Table of Contents
- 1 Are runners more prone to bunions?
- 2 What is the number one cause of bunions?
- 3 Who is predisposed to bunion?
- 4 Can you get bunion from running?
- 5 What type of shoes cause bunions?
- 6 Which sports cause bunions?
- 7 Are bunions recessive or dominant?
- 8 Can running cause bunion pain?
- 9 Why do people get bunions?
- 10 How do I choose the best running shoes for my bunions?
Are runners more prone to bunions?
Overpronators are especially prone to bunions because they put excessive stress on this joint during the push-off phase of running. Too-narrow shoes can cause bunions, and genetics play a role as well.
What is the number one cause of bunions?
Wearing tight, narrow shoes might cause bunions or make them worse. Bunions can also develop as a result of the shape of your foot, a foot deformity or a medical condition, such as arthritis. Smaller bunions (bunionettes) can develop on the joint of your little toe.
Are bunions common in athletes?
Whatever the reason, we find that athletes are often at a heightened risk for wearing shoes that can put undue stress on their big toe joint, a key factor in bunion onset. Another reason why athletes may be at a higher risk for bunion development is because of the forces exerted on their feet during their sport.

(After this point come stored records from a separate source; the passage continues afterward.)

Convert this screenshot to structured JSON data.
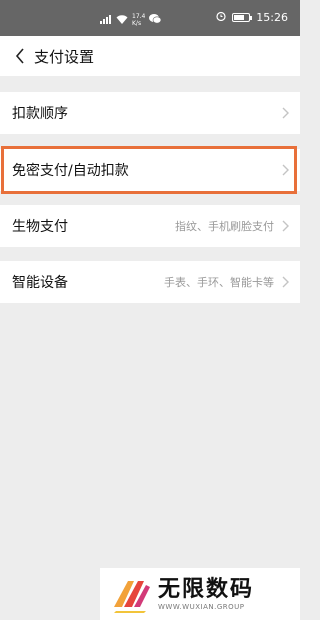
{
  "status_bar": {
    "speed_top": "17.4",
    "speed_bottom": "K/s",
    "time": "15:26",
    "icons": [
      "signal-icon",
      "wifi-icon",
      "wechat-icon",
      "alarm-icon",
      "battery-icon"
    ]
  },
  "header": {
    "back_icon": "chevron-left-icon",
    "title": "支付设置"
  },
  "rows": [
    {
      "label": "扣款顺序",
      "value": ""
    },
    {
      "label": "免密支付/自动扣款",
      "value": ""
    },
    {
      "label": "生物支付",
      "value": "指纹、手机刷脸支付"
    },
    {
      "label": "智能设备",
      "value": "手表、手环、智能卡等"
    }
  ],
  "highlight_color": "#e8703a",
  "watermark": {
    "title": "无限数码",
    "url": "WWW.WUXIAN.GROUP"
  }
}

Who is predisposed to bunion?
Rheumatoid Arthritis – Any condition that causes pain and swelling in the joints, can lead to bunions. Wearing overly-tight shoes/ high-heel shoes- Tensions caused by cramped toes may produce swelling, which can gradually lead to the formation of a bunion.
Can you get bunion from running?

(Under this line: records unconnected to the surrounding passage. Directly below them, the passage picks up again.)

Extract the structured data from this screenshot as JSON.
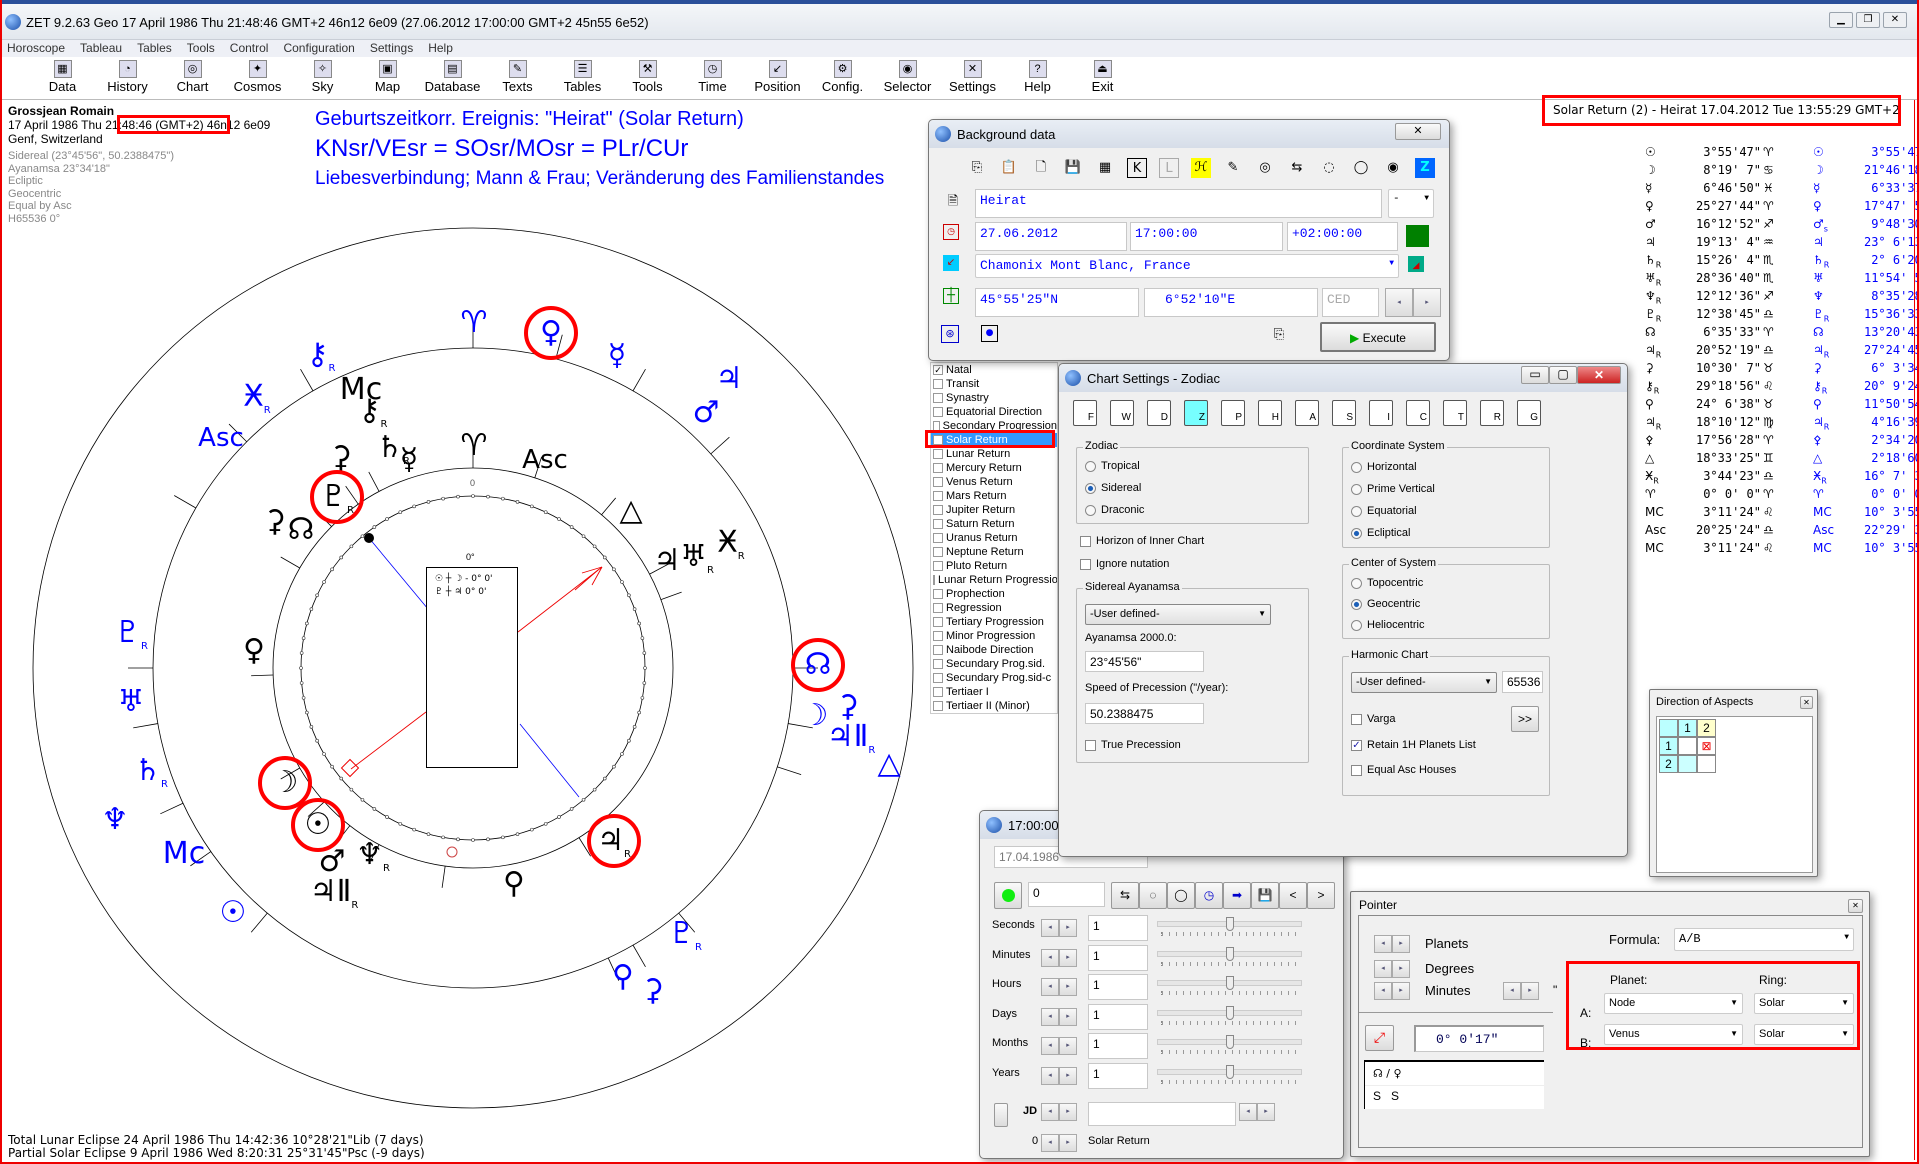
{
  "window": {
    "title": "ZET 9.2.63 Geo   17 April 1986  Thu  21:48:46 GMT+2 46n12  6e09  (27.06.2012  17:00:00 GMT+2 45n55 6e52)",
    "controls": [
      "minimize",
      "restore",
      "close"
    ]
  },
  "menu": [
    "Horoscope",
    "Tableau",
    "Tables",
    "Tools",
    "Control",
    "Configuration",
    "Settings",
    "Help"
  ],
  "toolbar": [
    {
      "label": "Data",
      "icon": "data-icon"
    },
    {
      "label": "History",
      "icon": "history-icon"
    },
    {
      "label": "Chart",
      "icon": "chart-icon"
    },
    {
      "label": "Cosmos",
      "icon": "cosmos-icon"
    },
    {
      "label": "Sky",
      "icon": "sky-icon"
    },
    {
      "label": "Map",
      "icon": "map-icon"
    },
    {
      "label": "Database",
      "icon": "database-icon"
    },
    {
      "label": "Texts",
      "icon": "texts-icon"
    },
    {
      "label": "Tables",
      "icon": "tables-icon"
    },
    {
      "label": "Tools",
      "icon": "tools-icon"
    },
    {
      "label": "Time",
      "icon": "time-icon"
    },
    {
      "label": "Position",
      "icon": "position-icon"
    },
    {
      "label": "Config.",
      "icon": "config-icon"
    },
    {
      "label": "Selector",
      "icon": "selector-icon"
    },
    {
      "label": "Settings",
      "icon": "settings-icon"
    },
    {
      "label": "Help",
      "icon": "help-icon"
    },
    {
      "label": "Exit",
      "icon": "exit-icon"
    }
  ],
  "header": {
    "name": "Grossjean Romain",
    "date": "17 April 1986  Thu ",
    "time": "21:48:46 (GMT+2)",
    "coords": " 46n12  6e09",
    "place": "Genf, Switzerland",
    "details": [
      "Sidereal (23°45'56\", 50.2388475\")",
      "Ayanamsa 23°34'18\"",
      "Ecliptic",
      "Geocentric",
      "Equal by Asc",
      "H65536   0°"
    ],
    "headings": [
      "Geburtszeitkorr. Ereignis: \"Heirat\" (Solar Return)",
      "KNsr/VEsr = SOsr/MOsr = PLr/CUr",
      "Liebesverbindung; Mann & Frau; Veränderung des Familienstandes"
    ]
  },
  "return_title": "Solar Return (2) - Heirat 17.04.2012  Tue 13:55:29 GMT+2",
  "colors": {
    "accent_blue": "#0000ff",
    "highlight_red": "#ff0000",
    "selection": "#3399ff"
  },
  "wheel": {
    "center_label": "0°",
    "center_lines": [
      "☉ ┼ ☽ - 0° 0'",
      "♇ ┼ ♃  0° 0'"
    ],
    "inner_zero": "0",
    "outer_glyphs": [
      {
        "s": "♈"
      },
      {
        "s": "♀",
        "hl": true
      },
      {
        "s": "☿"
      },
      {
        "s": "♃"
      },
      {
        "s": "♂"
      },
      {
        "s": "⚷",
        "r": "R"
      },
      {
        "s": "Ӿ",
        "r": "R"
      },
      {
        "s": "Asc"
      },
      {
        "s": "♇",
        "r": "R"
      },
      {
        "s": "♅"
      },
      {
        "s": "♄",
        "r": "R"
      },
      {
        "s": "♆"
      },
      {
        "s": "Mc"
      },
      {
        "s": "☉"
      },
      {
        "s": "♇",
        "r": "R"
      },
      {
        "s": "⚲"
      },
      {
        "s": "⚳"
      },
      {
        "s": "△"
      },
      {
        "s": "♃Ⅱ",
        "r": "R"
      },
      {
        "s": "☽"
      },
      {
        "s": "⚳"
      },
      {
        "s": "☊",
        "hl": true
      }
    ],
    "inner_glyphs": [
      {
        "s": "Mc"
      },
      {
        "s": "⚷",
        "r": "R"
      },
      {
        "s": "♄",
        "r": "R"
      },
      {
        "s": "☿"
      },
      {
        "s": "⚳"
      },
      {
        "s": "♇",
        "r": "R",
        "hl": true
      },
      {
        "s": "⚳"
      },
      {
        "s": "☊"
      },
      {
        "s": "♈"
      },
      {
        "s": "Asc"
      },
      {
        "s": "△"
      },
      {
        "s": "♃"
      },
      {
        "s": "♅",
        "r": "R"
      },
      {
        "s": "Ӿ",
        "r": "R"
      },
      {
        "s": "♀"
      },
      {
        "s": "☽",
        "hl": true
      },
      {
        "s": "☉",
        "hl": true
      },
      {
        "s": "♂"
      },
      {
        "s": "♆",
        "r": "R"
      },
      {
        "s": "♃Ⅱ",
        "r": "R"
      },
      {
        "s": "⚲"
      },
      {
        "s": "♃",
        "r": "R",
        "hl": true
      }
    ]
  },
  "planet_list": [
    [
      "☉",
      "",
      "3°55'47\"",
      "♈",
      "☉",
      "",
      "3°55'47\"",
      "♈"
    ],
    [
      "☽",
      "",
      "8°19' 7\"",
      "♋",
      "☽",
      "",
      "21°46'18\"",
      "♒"
    ],
    [
      "☿",
      "",
      "6°46'50\"",
      "♓",
      "☿",
      "",
      "6°33'37\"",
      "♓"
    ],
    [
      "♀",
      "",
      "25°27'44\"",
      "♈",
      "♀",
      "",
      "17°47' 5\"",
      "♉"
    ],
    [
      "♂",
      "",
      "16°12'52\"",
      "♐",
      "♂",
      "s",
      "9°48'30\"",
      "♌"
    ],
    [
      "♃",
      "",
      "19°13' 4\"",
      "♒",
      "♃",
      "",
      "23° 6'13\"",
      "♈"
    ],
    [
      "♄",
      "R",
      "15°26' 4\"",
      "♏",
      "♄",
      "R",
      "2° 6'20\"",
      "♎"
    ],
    [
      "♅",
      "R",
      "28°36'40\"",
      "♏",
      "♅",
      "",
      "11°54' 5\"",
      "♓"
    ],
    [
      "♆",
      "R",
      "12°12'36\"",
      "♐",
      "♆",
      "",
      "8°35'28\"",
      "♒"
    ],
    [
      "♇",
      "R",
      "12°38'45\"",
      "♎",
      "♇",
      "R",
      "15°36'33\"",
      "♐"
    ],
    [
      "☊",
      "",
      "6°35'33\"",
      "♈",
      "☊",
      "",
      "13°20'43\"",
      "♏"
    ],
    [
      "♃",
      "R",
      "20°52'19\"",
      "♎",
      "♃",
      "R",
      "27°24'45\"",
      "♏"
    ],
    [
      "⚳",
      "",
      "10°30' 7\"",
      "♉",
      "⚳",
      "",
      "6° 3'34\"",
      "♊"
    ],
    [
      "⚷",
      "R",
      "29°18'56\"",
      "♌",
      "⚷",
      "R",
      "20° 9'24\"",
      "♍"
    ],
    [
      "⚲",
      "",
      "24° 6'38\"",
      "♉",
      "⚲",
      "",
      "11°50'54\"",
      "♊"
    ],
    [
      "♃",
      "R",
      "18°10'12\"",
      "♍",
      "♃",
      "R",
      "4°16'39\"",
      "♎"
    ],
    [
      "⚴",
      "",
      "17°56'28\"",
      "♈",
      "⚴",
      "",
      "2°34'20\"",
      "♉"
    ],
    [
      "△",
      "",
      "18°33'25\"",
      "♊",
      "△",
      "",
      "2°18'60\"",
      "♋"
    ],
    [
      "Ӿ",
      "R",
      "3°44'23\"",
      "♎",
      "Ӿ",
      "R",
      "16° 7' 3\"",
      "♎"
    ],
    [
      "♈",
      "",
      "0° 0' 0\"",
      "♈",
      "♈",
      "",
      "0° 0' 0\"",
      "♈"
    ],
    [
      "MC",
      "",
      "3°11'24\"",
      "♌",
      "MC",
      "",
      "10° 3'55\"",
      "♈"
    ],
    [
      "Asc",
      "",
      "20°25'24\"",
      "♎",
      "Asc",
      "",
      "22°29' 3\"",
      "♋"
    ],
    [
      "MC",
      "",
      "3°11'24\"",
      "♌",
      "MC",
      "",
      "10° 3'55\"",
      "♈"
    ]
  ],
  "background": {
    "title": "Background data",
    "event": "Heirat",
    "event_type": "-",
    "date": "27.06.2012",
    "time": "17:00:00",
    "tz": "+02:00:00",
    "place": "Chamonix Mont Blanc, France",
    "lat": "45°55'25\"N",
    "lon": "6°52'10\"E",
    "zone": "CED",
    "execute": "Execute",
    "status_color": "#008000",
    "tools": [
      "copy",
      "paste",
      "new",
      "save",
      "calendar",
      "K",
      "L",
      "H",
      "book",
      "ring",
      "swap",
      "dot-ring",
      "ring-selected",
      "ring-filled",
      "Z"
    ]
  },
  "chart_types": {
    "checked": [
      0,
      5
    ],
    "selected": 5,
    "items": [
      "Natal",
      "Transit",
      "Synastry",
      "Equatorial Direction",
      "Secondary Progression",
      "Solar Return",
      "Lunar Return",
      "Mercury Return",
      "Venus Return",
      "Mars Return",
      "Jupiter Return",
      "Saturn Return",
      "Uranus Return",
      "Neptune Return",
      "Pluto Return",
      "Lunar Return Progression",
      "Prophection",
      "Regression",
      "Tertiary Progression",
      "Minor Progression",
      "Naibode Direction",
      "Secundary Prog.sid.",
      "Secundary Prog.sid-c",
      "Tertiaer I",
      "Tertiaer II (Minor)"
    ]
  },
  "settings": {
    "title": "Chart Settings - Zodiac",
    "tabs": [
      "F",
      "W",
      "D",
      "Z",
      "P",
      "H",
      "A",
      "S",
      "I",
      "C",
      "T",
      "R",
      "G"
    ],
    "active_tab": 3,
    "zodiac": {
      "label": "Zodiac",
      "options": [
        "Tropical",
        "Sidereal",
        "Draconic"
      ],
      "selected": 1
    },
    "horizon_inner": "Horizon of Inner Chart",
    "ignore_nutation": "Ignore nutation",
    "ayanamsa": {
      "label": "Sidereal Ayanamsa",
      "mode": "-User defined-",
      "a2000_label": "Ayanamsa 2000.0:",
      "a2000": "23°45'56\"",
      "speed_label": "Speed of Precession (\"/year):",
      "speed": "50.2388475",
      "true_precession": "True Precession"
    },
    "coord": {
      "label": "Coordinate System",
      "options": [
        "Horizontal",
        "Prime Vertical",
        "Equatorial",
        "Ecliptical"
      ],
      "selected": 3
    },
    "center": {
      "label": "Center of System",
      "options": [
        "Topocentric",
        "Geocentric",
        "Heliocentric"
      ],
      "selected": 1
    },
    "harmonic": {
      "label": "Harmonic Chart",
      "mode": "-User defined-",
      "value": "65536",
      "varga": "Varga",
      "more": ">>",
      "retain": "Retain 1H Planets List",
      "retain_checked": true,
      "equal_asc": "Equal Asc Houses"
    }
  },
  "aspects": {
    "title": "Direction of Aspects",
    "cols": [
      "1",
      "2"
    ],
    "rows": [
      "1",
      "2"
    ]
  },
  "timewin": {
    "title": "17:00:00",
    "date": "17.04.1986",
    "step": "0",
    "rows": [
      {
        "label": "Seconds",
        "value": "1"
      },
      {
        "label": "Minutes",
        "value": "1"
      },
      {
        "label": "Hours",
        "value": "1"
      },
      {
        "label": "Days",
        "value": "1"
      },
      {
        "label": "Months",
        "value": "1"
      },
      {
        "label": "Years",
        "value": "1"
      }
    ],
    "jd": "JD",
    "count": "0",
    "mode": "Solar Return",
    "slider_level": 0.5
  },
  "pointer": {
    "title": "Pointer",
    "steps": [
      "Planets",
      "Degrees",
      "Minutes"
    ],
    "sec_mark": "\"",
    "formula_label": "Formula:",
    "formula": "A/B",
    "planet_label": "Planet:",
    "ring_label": "Ring:",
    "a_label": "A:",
    "b_label": "B:",
    "a_planet": "Node",
    "a_ring": "Solar",
    "b_planet": "Venus",
    "b_ring": "Solar",
    "result": "0° 0'17\"",
    "result_formula": "☊ / ♀",
    "result_rings": "S   S"
  },
  "footer": [
    "Total Lunar Eclipse 24 April 1986 Thu 14:42:36 10°28'21\"Lib (7 days)",
    "Partial Solar Eclipse 9 April 1986 Wed  8:20:31 25°31'45\"Psc (-9 days)"
  ]
}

Does running cause bunions? The short answer — no. People without bunions will not suddenly develop them when they start a training program. “It’s not that running causes bunions.

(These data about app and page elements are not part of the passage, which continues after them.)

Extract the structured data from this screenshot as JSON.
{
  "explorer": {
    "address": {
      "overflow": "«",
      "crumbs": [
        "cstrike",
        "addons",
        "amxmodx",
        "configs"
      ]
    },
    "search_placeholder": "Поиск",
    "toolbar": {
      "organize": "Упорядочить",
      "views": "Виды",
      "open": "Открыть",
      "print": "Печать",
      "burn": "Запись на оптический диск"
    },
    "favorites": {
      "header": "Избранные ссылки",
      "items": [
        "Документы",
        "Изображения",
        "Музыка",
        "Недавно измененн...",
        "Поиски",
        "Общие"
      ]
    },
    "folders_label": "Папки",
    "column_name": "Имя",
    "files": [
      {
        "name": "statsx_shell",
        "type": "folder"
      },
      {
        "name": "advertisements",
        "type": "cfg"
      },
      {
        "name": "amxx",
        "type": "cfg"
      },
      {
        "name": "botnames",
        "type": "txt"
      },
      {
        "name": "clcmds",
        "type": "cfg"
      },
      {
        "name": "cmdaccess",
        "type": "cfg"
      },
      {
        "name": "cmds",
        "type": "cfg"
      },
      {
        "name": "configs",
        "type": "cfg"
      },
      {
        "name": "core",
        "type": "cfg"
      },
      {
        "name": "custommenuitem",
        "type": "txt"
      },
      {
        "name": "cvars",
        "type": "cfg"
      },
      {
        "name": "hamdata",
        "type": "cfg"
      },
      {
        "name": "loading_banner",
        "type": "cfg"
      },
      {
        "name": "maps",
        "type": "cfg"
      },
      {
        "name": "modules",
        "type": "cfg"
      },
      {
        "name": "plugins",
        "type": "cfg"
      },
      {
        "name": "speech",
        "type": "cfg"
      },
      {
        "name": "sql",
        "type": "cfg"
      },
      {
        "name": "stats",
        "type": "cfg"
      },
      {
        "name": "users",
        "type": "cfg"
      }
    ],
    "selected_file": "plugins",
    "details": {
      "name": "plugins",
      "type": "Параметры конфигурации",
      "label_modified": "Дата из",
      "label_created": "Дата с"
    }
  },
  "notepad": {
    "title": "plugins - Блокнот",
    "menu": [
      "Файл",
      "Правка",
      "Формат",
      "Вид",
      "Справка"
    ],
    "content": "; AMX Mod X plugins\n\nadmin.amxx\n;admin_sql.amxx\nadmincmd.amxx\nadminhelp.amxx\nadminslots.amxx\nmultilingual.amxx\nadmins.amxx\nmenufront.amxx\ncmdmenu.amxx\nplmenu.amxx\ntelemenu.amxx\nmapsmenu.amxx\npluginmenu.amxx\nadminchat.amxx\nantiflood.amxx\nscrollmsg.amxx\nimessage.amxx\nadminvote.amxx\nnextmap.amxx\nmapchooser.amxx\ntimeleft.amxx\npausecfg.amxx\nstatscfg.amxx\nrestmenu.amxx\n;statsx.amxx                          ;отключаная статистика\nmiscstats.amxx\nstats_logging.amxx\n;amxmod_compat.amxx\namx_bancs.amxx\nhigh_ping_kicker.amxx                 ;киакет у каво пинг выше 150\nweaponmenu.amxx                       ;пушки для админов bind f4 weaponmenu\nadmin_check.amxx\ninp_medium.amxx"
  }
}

How do runners prevent bunions?
How Can Runners with Bunions Relieve the Pain?
- Choose a shoe with a wide toe box. Shoes with a wider toe box give your toes room to spread and create more space for your bunion protrusion to reduce rubbing.
- Use protective padding, taping or orthotics.
- Avoid going barefoot.
- Opt for corrective surgery.
What type of shoes cause bunions?
Tight-fitting shoes are thought to be the cause of bunions in most patients. 1 Shoes such as high heels or cowboy boots are particularly damaging to the toes. These shoes have a sloping footbed and a narrow toe box.
Which sports cause bunions?
Skiers, hockey players, basketball players, and other athletes involved in running sports are all susceptible to developing the condition. A bunion is characterized as a painful swelling of soft tissue and bone enlargement over the inner side of the ball of the big toe joint.
Can running cause a bunion?
Are bunions recessive or dominant?
Family history of bunion deformity was present in 90\% of probands, with vertical transmission affecting some family members across 3 generations, which is compatible with autosomal dominant inheritance with incomplete penetrance.
Can running cause bunion pain?
Bunions can be particularly painful for runners, both because running in the wrong shoes can exacerbate them, but also because they can lead to other foot problems.
Does running make your bunions worse?
As a runner, you might be genetically predisposed to develop bunions because of the way your foot is structured—not because you logged in some miles before breakfast. So, if your father or mother had bunions, you might have them, too. The bad news is, running can make your existing bunions worse, fast.
Why do people get bunions?
Many bunions are formed because people are genetically predisposed to them. People with a more sedentary lifestyle may never notice a foot issue or find pain in everyday activities. However, the force running places on the foot can bring about discomfort more quickly. Improperly fitting shoes and poor running form can exacerbate any issues.
How do I choose the best running shoes for my bunions?
Getting fitted for the proper shoe is very important, especially since so many runners with bunions pronate. A supportive shoe in the proper size will help to minimize any pain. A bunion may require a shoe in a wider width (2E or 4E), which most running specialty stores can quickly order if they don’t have it in stock.
What is the difference between blisters and bunions in runners?
Blisters in runners usually develop due to repeated friction on the foot. These blisters are small and unsightly pockets of fluid. Bunions in runners (as well as in everyone else) are very different.